* [Task directions] Find every line below where the word "title" occurs, then give how many you found and nothing else.

* [Material for the task]
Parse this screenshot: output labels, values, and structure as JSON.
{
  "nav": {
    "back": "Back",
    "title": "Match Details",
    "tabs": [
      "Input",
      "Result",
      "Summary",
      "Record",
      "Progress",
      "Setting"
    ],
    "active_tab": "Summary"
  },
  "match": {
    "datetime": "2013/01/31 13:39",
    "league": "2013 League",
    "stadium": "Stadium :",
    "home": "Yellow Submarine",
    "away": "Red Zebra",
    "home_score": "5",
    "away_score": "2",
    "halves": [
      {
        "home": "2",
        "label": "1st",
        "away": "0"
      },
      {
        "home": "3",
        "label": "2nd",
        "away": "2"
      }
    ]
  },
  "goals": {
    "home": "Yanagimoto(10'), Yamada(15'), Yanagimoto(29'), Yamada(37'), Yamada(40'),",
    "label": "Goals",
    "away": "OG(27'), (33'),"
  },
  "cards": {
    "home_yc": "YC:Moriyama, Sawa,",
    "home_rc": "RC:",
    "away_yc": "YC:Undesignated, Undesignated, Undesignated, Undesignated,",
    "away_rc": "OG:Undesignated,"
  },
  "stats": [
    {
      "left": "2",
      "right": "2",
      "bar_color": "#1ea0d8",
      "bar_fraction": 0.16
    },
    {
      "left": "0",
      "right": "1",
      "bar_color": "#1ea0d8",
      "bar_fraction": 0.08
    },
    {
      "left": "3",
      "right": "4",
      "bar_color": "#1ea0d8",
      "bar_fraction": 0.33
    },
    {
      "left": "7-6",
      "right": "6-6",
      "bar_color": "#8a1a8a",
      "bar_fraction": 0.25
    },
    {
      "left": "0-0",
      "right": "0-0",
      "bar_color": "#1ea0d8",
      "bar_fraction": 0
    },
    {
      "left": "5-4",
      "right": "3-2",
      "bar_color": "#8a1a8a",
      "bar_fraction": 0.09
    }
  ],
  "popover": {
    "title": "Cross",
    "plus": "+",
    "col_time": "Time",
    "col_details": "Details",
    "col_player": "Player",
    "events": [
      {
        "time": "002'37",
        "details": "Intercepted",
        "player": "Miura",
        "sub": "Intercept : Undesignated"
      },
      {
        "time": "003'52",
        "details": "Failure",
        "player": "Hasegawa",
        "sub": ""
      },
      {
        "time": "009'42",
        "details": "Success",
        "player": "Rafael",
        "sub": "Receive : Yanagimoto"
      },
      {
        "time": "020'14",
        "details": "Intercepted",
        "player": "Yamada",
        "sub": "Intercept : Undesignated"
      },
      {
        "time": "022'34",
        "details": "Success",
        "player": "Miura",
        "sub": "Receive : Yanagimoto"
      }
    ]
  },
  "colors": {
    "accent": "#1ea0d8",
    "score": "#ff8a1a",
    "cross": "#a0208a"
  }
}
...
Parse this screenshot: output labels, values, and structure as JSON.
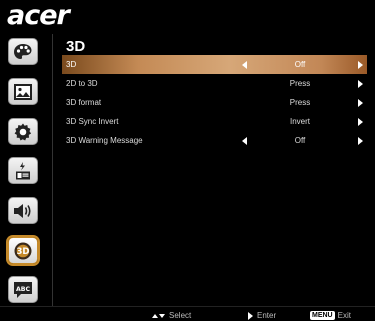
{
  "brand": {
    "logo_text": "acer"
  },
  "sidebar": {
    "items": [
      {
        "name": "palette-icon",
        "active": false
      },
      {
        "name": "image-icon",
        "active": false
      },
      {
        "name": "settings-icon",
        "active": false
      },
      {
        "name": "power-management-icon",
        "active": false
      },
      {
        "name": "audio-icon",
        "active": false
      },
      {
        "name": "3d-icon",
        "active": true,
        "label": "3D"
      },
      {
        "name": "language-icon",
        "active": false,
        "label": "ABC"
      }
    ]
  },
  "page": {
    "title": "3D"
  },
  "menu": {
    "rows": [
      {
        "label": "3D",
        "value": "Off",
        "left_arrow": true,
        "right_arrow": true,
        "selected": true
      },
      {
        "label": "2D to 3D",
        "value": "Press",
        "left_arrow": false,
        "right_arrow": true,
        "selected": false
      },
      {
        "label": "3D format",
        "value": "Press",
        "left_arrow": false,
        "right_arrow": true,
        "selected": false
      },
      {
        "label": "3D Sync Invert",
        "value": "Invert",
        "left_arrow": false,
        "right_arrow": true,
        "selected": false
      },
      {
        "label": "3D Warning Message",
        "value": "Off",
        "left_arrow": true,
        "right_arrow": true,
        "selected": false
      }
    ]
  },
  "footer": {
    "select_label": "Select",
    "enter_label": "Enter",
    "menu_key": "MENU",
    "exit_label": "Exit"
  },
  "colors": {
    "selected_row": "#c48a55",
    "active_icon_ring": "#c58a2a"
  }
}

* [Completed exercise] 3